__Dataset__
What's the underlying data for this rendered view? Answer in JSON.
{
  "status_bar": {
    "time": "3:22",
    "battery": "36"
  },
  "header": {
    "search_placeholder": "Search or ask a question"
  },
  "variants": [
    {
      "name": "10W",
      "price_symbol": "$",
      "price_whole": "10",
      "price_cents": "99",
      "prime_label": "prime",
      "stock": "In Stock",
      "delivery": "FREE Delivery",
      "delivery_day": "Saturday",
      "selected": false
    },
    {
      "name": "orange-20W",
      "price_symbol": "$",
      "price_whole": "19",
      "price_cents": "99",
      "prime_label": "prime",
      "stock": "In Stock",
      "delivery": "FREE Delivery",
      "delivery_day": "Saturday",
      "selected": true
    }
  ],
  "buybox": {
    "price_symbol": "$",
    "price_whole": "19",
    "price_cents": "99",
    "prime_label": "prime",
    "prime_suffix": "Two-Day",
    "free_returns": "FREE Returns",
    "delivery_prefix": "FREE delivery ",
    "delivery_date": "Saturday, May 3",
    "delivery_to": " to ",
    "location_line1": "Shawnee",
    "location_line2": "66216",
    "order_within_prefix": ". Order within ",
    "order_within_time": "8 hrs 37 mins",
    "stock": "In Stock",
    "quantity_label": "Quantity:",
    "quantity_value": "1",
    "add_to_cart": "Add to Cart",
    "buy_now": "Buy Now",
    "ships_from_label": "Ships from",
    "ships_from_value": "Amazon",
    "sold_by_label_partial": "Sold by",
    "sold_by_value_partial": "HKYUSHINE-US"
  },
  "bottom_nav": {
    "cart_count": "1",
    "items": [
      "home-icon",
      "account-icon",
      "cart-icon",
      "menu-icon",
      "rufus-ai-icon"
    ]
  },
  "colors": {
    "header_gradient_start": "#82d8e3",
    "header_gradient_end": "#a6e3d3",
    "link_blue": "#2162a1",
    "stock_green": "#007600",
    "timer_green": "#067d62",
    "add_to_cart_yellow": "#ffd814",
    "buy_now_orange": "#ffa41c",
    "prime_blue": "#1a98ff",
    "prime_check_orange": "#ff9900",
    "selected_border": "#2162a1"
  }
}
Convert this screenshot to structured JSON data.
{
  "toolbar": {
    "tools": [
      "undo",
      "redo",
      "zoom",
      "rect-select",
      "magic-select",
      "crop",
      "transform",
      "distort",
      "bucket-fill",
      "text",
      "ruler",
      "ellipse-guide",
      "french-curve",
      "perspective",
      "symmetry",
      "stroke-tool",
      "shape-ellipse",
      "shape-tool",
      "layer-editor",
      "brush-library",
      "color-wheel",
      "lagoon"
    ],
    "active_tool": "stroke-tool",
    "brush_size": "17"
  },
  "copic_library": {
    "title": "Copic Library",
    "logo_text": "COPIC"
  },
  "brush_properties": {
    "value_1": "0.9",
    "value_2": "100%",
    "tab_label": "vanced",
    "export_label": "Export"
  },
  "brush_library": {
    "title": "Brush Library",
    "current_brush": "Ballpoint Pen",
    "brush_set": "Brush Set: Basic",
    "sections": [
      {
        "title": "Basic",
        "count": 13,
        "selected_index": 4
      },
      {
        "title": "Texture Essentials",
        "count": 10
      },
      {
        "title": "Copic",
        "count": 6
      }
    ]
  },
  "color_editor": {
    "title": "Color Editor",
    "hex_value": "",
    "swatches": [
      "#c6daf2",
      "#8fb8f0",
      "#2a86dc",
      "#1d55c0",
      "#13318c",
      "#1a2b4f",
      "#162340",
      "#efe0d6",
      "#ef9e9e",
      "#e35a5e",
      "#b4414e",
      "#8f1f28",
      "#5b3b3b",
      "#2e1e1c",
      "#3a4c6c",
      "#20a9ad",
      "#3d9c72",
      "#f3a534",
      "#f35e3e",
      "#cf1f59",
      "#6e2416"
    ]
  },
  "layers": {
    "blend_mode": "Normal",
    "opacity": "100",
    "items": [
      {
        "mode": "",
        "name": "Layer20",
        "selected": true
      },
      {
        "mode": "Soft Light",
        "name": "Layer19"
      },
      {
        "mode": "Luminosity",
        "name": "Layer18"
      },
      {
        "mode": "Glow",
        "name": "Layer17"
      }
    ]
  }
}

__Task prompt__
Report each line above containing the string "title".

__Response below__
    "title": "Copic Library",
    "title": "Brush Library",
        "title": "Basic",
        "title": "Texture Essentials",
        "title": "Copic",
    "title": "Color Editor",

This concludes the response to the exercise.